New Books Network

Rachel B. Herrmann, “No Useless Mouth: Waging War and Fighting Hunger in the American Revolution” (Cornell UP, 2019)
When the British explored the Atlantic coast of America in the 1580s, their relations with indigenous peoples were structured by food. The newcomers, unable to sustain themselves through agriculture, relied on the local Algonquian people for resources. This led to tension, and then violence. When English raiding parties struck Algonquian... Read More
Tita Chico, “The Experimental Imagination: Literary Knowledge and Science in the British Enlightenment” (Stanford UP, 2018)
Can science be seductive? According to Tita Chico, the answer is a resounding yes. In her new book, The Experimental Imagination: Literary Knowledge and Science in the British Enlightenment (Stanford University Press, 2018), Dr. Chico’s new book upends the traditional, modern dichotomies which enforce strict separations between literature and science.... Read More
Hannah Weiss Muller, “Subjects and Sovereign: Bonds of Belonging in the Eighteenth-Century British Empire” (Oxford UP, 2017)
There is no denying that the public remains fascinated with monarchy. In the United Kingdom, the royal family commands the headlines, but paradoxically they are distant and knowable all at once. The Queen is an iconic yet reserved figure, what with the kerchiefs, the corgis, and the deftly delivered speeches... Read More
Sasha D. Pack, “The Deepest Border: The Strait of Gibraltar and the Making of the Hispano-African Border” (Stanford UP, 2019)
In his new book, The Deepest Border: The Strait of Gibraltar and the Making of the Hispano-African Border (Stanford, 2019), Sasha D. Pack considers the Strait of Gibraltar as an untamed in-between space—from “shatter zone” to borderland. Far from the centers of authority of contending empires, the North African and... Read More
Tim Bouverie, “Appeasement: Chamberlain, Hitler, Churchill and the Road to War” (Tim Duggan Books, 2019)
Appeasement: Chamberlain, Hitler, Churchill and the Road to War (Tim Duggan Books, 2019) is a groundbreaking history of the disastrous years of indecision, failed diplomacy and parliamentary infighting that help to make Hitler’s domination of Europe possible. Drawing on the available archival research, Oxford graduate, professional writer and one-time Channel... Read More
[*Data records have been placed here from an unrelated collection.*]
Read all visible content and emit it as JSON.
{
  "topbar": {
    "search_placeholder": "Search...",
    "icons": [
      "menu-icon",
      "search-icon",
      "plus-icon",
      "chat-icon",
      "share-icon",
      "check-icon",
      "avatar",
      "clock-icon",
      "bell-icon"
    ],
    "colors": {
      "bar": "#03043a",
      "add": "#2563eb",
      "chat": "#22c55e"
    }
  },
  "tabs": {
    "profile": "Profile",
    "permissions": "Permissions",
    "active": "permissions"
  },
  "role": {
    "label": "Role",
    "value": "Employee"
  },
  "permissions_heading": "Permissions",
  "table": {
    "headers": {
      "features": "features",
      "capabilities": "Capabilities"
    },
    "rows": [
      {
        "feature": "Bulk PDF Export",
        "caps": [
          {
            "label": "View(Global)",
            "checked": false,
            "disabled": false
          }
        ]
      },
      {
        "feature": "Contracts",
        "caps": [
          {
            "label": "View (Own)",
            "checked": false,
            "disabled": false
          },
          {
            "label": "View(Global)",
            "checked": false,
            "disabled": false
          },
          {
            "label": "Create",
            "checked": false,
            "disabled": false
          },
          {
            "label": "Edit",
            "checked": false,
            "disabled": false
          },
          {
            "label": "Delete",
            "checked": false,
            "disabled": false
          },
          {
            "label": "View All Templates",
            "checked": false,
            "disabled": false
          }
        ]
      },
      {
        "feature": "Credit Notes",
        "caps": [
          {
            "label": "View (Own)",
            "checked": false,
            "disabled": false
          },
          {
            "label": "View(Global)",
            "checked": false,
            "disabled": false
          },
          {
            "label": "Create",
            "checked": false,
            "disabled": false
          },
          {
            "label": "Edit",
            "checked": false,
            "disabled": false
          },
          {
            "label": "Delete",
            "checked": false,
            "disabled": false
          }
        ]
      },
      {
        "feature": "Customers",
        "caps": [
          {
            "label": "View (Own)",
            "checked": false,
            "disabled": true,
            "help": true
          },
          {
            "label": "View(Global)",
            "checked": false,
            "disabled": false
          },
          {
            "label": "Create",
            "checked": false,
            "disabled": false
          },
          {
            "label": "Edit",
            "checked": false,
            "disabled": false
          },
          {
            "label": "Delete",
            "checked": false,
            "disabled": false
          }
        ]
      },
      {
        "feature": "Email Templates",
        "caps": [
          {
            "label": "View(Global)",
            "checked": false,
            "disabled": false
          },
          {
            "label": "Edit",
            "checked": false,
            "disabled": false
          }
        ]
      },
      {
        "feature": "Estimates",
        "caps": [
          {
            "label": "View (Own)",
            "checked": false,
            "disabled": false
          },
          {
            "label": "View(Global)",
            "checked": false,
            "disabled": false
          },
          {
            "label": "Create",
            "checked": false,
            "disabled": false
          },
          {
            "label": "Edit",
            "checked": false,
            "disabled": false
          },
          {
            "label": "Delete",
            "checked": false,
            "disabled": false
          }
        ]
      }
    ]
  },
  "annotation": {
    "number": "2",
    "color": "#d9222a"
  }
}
Kimberly Alexander, “Treasures Afoot: Shoe Stories from the Georgian Era” (Johns Hopkins UP, 2018)
“Fashion is universal,” writes my guest Kimberly Alexander in her book Treasures Afoot: Shoe Stories from the Georgian Era (Johns Hopkins University Press, 2018), “enabling historians across time, place, and culture to form an understanding of the people who made clothes and who wore them. But shoes are different. As... Read More
Edward Vallance, “Loyalty, Memory and Public Opinion in England, 1658-1727” (Manchester UP, 2019)
People value loyalty. We prize it in our dogs. We loyally carry loyalty cards to claim discounts at our favourite stores and coffee shops. We follow sports teams, even when they lose. Loyalty is also deeply political. It is signified in oaths of office, in pledges of allegiance, and in... Read More